**YOUR TASK:** What is the number of lines in the listing below that include the string "Group"? Answer with that number alone.

**INPUT RECORDS:**
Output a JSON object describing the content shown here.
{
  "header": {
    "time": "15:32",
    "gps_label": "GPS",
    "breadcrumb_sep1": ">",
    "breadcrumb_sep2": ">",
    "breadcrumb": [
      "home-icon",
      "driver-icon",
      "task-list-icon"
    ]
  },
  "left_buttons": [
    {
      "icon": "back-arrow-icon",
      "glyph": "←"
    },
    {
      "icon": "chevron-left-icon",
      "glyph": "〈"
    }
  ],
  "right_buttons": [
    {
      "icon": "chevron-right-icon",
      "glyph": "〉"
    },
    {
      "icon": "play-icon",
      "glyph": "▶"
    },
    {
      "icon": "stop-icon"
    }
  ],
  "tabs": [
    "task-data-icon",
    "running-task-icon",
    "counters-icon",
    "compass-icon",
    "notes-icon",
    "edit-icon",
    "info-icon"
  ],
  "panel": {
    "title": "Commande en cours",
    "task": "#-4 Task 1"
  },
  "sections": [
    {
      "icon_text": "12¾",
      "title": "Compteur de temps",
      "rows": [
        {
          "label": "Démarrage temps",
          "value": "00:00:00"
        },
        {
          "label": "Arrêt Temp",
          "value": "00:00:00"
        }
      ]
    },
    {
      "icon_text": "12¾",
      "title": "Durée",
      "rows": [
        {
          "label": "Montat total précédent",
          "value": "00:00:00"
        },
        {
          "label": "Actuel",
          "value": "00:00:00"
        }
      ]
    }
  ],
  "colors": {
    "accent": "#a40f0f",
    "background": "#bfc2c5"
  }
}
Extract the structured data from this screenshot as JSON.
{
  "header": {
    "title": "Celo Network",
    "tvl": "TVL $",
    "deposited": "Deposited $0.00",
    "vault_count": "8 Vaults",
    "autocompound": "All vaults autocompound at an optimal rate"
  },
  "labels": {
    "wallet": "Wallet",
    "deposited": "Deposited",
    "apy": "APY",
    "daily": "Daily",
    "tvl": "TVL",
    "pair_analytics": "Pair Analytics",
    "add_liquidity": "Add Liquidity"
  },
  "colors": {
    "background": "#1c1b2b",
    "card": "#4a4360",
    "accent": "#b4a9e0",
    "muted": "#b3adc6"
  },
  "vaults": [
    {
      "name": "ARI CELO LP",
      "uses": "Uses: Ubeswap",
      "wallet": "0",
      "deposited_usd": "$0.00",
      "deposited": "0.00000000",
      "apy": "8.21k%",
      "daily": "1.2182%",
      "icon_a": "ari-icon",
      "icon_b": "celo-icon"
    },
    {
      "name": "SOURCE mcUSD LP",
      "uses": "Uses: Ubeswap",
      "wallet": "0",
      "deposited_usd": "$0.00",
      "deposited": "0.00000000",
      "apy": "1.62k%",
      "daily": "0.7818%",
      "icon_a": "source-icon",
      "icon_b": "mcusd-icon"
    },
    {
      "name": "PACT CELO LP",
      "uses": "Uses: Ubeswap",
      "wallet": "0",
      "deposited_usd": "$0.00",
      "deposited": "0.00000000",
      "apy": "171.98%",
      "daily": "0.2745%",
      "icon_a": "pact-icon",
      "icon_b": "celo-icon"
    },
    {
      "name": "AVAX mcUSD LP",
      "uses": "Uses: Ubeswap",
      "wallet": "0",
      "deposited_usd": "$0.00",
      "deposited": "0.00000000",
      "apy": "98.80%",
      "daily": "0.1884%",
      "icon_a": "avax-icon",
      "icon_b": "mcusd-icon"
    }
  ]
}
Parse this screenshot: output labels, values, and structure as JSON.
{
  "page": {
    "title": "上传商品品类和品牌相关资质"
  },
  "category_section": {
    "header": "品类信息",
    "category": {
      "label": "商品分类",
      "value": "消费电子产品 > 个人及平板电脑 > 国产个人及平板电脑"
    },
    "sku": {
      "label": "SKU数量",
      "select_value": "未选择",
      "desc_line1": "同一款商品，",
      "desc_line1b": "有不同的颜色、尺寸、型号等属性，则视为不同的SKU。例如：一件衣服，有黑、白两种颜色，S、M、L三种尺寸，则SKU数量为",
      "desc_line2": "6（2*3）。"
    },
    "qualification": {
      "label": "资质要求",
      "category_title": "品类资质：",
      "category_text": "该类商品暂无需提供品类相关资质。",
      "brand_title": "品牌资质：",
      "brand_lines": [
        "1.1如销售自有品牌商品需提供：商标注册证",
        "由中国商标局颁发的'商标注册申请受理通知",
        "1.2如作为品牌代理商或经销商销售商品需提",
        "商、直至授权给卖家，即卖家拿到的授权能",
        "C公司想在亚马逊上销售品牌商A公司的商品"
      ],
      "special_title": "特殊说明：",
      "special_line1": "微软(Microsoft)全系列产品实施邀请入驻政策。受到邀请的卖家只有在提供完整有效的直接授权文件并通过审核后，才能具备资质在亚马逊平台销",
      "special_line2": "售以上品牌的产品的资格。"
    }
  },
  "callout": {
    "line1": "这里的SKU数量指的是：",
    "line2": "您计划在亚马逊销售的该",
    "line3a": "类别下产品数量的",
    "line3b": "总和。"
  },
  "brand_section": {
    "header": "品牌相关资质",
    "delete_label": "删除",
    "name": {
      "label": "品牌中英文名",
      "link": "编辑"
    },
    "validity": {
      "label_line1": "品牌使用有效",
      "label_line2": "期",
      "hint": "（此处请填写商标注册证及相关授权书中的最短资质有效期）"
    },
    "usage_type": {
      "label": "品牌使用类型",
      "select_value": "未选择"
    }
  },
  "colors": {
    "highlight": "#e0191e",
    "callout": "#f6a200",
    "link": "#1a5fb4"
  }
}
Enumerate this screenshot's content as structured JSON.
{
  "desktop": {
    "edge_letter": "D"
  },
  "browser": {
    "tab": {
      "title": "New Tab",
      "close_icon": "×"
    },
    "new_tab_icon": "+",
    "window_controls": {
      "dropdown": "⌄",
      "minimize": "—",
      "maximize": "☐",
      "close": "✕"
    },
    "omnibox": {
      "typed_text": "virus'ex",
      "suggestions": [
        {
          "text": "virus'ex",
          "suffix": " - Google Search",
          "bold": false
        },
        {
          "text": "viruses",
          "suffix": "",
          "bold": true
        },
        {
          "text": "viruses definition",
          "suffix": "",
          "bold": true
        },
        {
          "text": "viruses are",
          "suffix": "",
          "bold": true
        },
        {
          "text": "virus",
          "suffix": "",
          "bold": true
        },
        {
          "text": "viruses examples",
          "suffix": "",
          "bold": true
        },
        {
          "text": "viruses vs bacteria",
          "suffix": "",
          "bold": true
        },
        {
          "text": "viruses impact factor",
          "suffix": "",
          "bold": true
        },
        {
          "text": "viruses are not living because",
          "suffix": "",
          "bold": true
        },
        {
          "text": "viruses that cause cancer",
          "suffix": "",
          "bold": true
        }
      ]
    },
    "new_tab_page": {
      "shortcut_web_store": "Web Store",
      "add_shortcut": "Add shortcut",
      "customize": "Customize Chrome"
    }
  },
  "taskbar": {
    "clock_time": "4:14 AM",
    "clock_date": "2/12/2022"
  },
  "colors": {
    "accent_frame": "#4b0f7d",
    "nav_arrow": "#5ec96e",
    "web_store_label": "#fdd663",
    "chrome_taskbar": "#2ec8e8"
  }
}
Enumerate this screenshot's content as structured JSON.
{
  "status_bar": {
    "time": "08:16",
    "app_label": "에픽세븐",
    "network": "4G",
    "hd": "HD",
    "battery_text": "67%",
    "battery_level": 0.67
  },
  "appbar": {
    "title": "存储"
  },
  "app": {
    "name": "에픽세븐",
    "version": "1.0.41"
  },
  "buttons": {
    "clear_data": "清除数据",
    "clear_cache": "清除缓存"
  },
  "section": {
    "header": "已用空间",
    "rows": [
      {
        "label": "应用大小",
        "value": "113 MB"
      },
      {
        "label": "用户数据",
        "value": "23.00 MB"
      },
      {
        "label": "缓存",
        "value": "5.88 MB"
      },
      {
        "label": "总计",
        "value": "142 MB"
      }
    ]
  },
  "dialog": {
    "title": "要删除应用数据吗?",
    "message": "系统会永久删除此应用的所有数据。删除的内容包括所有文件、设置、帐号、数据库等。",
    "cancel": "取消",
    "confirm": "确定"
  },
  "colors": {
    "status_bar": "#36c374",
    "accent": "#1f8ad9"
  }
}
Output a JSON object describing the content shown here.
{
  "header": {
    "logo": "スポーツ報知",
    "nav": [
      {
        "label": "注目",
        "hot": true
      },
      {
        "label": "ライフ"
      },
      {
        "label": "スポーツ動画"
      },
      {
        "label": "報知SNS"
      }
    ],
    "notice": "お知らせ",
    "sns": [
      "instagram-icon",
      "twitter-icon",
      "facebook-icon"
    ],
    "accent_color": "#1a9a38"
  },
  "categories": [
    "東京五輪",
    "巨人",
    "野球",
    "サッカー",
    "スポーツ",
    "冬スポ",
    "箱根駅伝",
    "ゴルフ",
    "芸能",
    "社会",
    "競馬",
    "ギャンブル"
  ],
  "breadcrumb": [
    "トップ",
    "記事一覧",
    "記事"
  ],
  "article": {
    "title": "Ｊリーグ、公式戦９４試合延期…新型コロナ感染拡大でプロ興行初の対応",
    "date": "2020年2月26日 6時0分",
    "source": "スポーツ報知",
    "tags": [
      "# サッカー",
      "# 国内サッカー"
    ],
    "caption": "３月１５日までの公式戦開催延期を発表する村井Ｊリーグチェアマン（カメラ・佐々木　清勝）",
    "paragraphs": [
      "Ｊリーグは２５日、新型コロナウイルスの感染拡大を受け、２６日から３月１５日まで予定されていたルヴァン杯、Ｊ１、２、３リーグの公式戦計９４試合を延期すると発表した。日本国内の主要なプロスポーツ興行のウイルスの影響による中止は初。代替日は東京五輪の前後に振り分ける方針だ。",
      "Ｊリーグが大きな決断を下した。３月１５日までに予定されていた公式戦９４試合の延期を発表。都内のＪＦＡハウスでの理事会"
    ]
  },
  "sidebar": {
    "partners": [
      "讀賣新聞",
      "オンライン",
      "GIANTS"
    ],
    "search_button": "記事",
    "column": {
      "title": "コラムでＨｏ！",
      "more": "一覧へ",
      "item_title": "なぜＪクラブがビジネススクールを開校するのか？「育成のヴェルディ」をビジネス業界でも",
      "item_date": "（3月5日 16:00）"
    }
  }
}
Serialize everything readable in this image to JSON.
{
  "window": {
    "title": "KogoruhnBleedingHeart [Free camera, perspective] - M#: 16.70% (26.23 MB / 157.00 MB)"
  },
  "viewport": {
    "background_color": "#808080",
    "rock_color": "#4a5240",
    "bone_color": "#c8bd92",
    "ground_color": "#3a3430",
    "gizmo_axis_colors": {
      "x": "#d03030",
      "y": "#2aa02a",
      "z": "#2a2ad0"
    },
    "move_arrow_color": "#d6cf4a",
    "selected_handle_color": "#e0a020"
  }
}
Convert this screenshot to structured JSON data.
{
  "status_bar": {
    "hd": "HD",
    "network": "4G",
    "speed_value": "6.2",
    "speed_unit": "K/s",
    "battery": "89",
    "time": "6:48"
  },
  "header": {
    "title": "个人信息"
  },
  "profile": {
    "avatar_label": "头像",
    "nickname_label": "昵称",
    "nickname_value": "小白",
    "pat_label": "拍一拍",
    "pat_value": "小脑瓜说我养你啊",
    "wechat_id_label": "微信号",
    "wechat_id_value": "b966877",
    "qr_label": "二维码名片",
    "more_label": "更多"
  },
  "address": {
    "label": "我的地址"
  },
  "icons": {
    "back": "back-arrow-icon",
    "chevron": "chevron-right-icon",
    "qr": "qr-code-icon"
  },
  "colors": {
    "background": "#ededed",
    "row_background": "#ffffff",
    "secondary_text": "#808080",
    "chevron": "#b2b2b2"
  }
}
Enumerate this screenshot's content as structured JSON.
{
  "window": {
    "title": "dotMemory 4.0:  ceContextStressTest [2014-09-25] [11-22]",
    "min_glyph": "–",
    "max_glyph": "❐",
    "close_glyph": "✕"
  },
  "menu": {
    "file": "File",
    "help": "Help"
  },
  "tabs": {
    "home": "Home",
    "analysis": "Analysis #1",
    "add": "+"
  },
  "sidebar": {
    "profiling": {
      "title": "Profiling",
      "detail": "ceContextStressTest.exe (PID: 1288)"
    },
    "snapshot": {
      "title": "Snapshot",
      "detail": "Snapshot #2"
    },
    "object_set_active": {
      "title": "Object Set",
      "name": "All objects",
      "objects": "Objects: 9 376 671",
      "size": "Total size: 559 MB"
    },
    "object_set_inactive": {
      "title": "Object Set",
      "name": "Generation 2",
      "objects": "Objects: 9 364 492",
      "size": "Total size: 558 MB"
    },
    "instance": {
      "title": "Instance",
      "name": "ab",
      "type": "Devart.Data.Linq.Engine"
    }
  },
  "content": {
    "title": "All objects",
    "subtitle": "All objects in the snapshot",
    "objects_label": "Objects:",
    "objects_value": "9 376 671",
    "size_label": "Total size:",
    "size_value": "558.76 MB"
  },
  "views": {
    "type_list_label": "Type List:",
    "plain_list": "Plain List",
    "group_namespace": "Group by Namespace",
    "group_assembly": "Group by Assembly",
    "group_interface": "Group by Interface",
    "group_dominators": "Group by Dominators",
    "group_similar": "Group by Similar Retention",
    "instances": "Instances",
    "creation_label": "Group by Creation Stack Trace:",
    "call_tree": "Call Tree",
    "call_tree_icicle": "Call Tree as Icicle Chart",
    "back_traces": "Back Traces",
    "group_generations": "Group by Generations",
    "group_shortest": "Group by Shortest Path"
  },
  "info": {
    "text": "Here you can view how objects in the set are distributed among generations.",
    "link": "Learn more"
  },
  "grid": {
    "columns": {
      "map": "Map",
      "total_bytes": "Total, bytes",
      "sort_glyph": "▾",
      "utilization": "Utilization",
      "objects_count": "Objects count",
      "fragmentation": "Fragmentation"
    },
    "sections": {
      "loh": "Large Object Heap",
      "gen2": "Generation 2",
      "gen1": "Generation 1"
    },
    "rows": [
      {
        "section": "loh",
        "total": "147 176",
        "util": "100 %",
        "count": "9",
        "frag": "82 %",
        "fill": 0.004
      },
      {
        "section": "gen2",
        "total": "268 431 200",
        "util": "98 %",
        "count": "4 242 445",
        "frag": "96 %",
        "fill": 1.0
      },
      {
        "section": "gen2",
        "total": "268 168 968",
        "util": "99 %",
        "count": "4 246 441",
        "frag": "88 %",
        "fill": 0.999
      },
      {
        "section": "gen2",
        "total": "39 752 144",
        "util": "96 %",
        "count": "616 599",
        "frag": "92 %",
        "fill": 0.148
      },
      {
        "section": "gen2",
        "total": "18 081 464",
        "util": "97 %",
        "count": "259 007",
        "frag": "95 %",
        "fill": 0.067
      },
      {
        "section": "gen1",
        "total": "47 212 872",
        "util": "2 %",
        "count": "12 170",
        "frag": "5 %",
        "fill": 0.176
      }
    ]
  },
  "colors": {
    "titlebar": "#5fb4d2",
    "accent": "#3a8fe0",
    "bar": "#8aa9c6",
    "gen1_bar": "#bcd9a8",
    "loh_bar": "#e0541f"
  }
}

**RESULT FOR THIS TASK:** 8